** Opening DATA PROVIDED block **

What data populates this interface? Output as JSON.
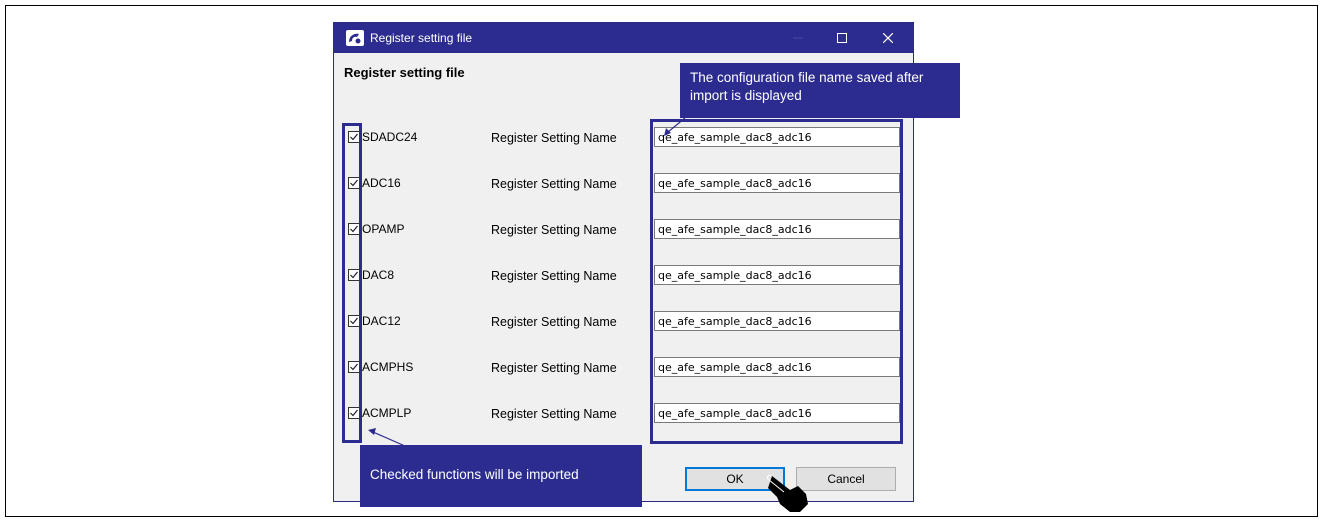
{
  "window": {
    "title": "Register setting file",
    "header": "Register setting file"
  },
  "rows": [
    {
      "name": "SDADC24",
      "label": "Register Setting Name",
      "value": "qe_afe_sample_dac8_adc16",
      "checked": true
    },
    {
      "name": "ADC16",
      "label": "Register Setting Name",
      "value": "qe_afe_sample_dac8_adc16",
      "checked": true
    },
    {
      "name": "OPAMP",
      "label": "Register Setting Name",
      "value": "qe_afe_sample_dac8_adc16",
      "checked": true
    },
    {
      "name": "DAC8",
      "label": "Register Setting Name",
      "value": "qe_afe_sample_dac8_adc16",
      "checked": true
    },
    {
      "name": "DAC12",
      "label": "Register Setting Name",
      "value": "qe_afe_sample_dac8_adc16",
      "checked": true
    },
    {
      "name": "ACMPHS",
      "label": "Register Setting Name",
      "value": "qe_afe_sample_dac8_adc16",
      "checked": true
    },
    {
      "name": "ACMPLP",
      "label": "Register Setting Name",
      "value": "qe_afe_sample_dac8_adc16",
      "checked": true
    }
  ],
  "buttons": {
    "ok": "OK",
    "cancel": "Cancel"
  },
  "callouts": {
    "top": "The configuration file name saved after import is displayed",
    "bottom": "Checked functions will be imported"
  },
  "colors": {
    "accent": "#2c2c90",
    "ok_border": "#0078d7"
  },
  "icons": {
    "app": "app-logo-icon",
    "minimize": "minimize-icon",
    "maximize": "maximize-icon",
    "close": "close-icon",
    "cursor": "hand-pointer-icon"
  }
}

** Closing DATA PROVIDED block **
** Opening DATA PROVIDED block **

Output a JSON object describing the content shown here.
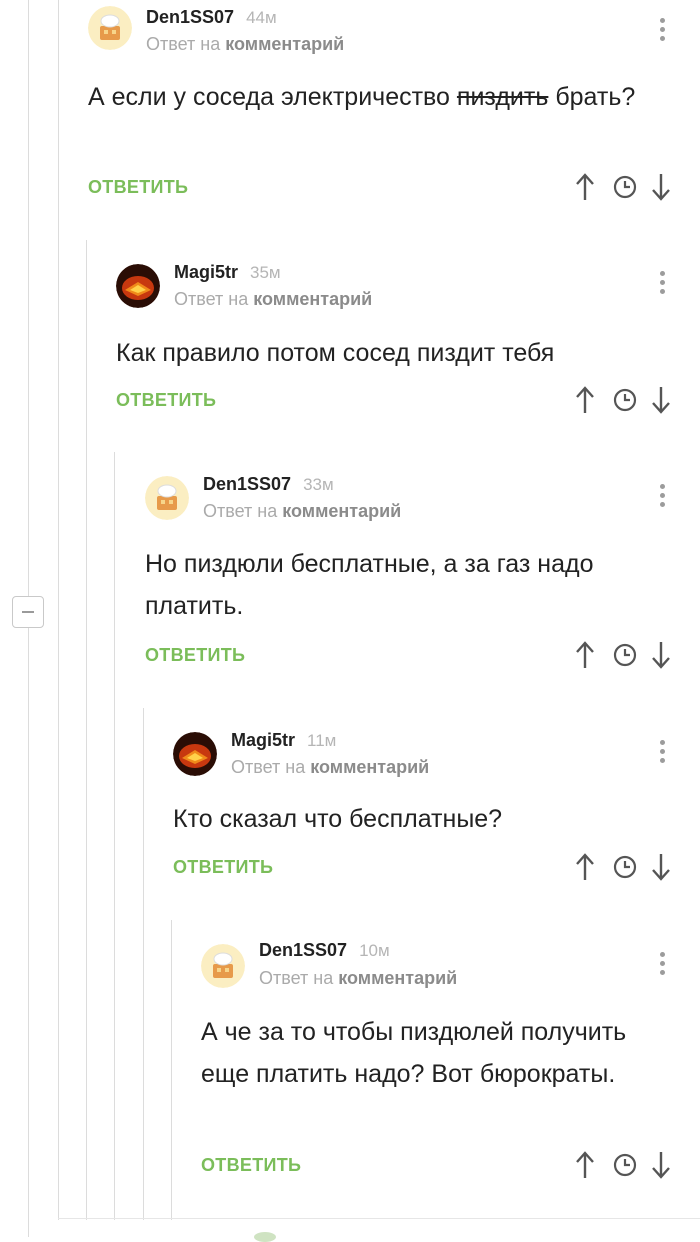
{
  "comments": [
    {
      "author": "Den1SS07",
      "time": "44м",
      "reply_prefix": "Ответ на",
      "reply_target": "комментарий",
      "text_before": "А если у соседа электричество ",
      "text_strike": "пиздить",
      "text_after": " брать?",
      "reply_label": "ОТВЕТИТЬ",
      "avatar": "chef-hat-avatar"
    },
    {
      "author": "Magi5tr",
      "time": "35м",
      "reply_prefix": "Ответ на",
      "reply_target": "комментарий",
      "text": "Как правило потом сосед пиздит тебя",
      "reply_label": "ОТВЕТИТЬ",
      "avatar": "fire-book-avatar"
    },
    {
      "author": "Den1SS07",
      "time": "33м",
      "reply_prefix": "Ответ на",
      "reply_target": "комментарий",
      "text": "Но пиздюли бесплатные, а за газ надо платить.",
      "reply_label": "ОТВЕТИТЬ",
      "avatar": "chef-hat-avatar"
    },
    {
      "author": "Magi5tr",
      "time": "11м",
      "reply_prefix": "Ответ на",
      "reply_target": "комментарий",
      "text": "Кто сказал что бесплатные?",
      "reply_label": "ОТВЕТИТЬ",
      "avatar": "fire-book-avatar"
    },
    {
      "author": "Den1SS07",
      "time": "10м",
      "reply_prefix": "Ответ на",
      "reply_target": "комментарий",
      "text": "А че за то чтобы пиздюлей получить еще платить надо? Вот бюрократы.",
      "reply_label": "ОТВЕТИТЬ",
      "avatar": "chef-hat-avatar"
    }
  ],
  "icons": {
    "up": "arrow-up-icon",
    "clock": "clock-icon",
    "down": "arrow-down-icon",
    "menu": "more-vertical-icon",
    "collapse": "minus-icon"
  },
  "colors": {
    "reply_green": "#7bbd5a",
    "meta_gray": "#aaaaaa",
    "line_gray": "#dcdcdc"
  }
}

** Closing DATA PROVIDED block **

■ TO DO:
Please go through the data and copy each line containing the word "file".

■ RESULT OF THE TASK:
    "title": "Register setting file",
    "header": "Register setting file"
    "top": "The configuration file name saved after import is displayed",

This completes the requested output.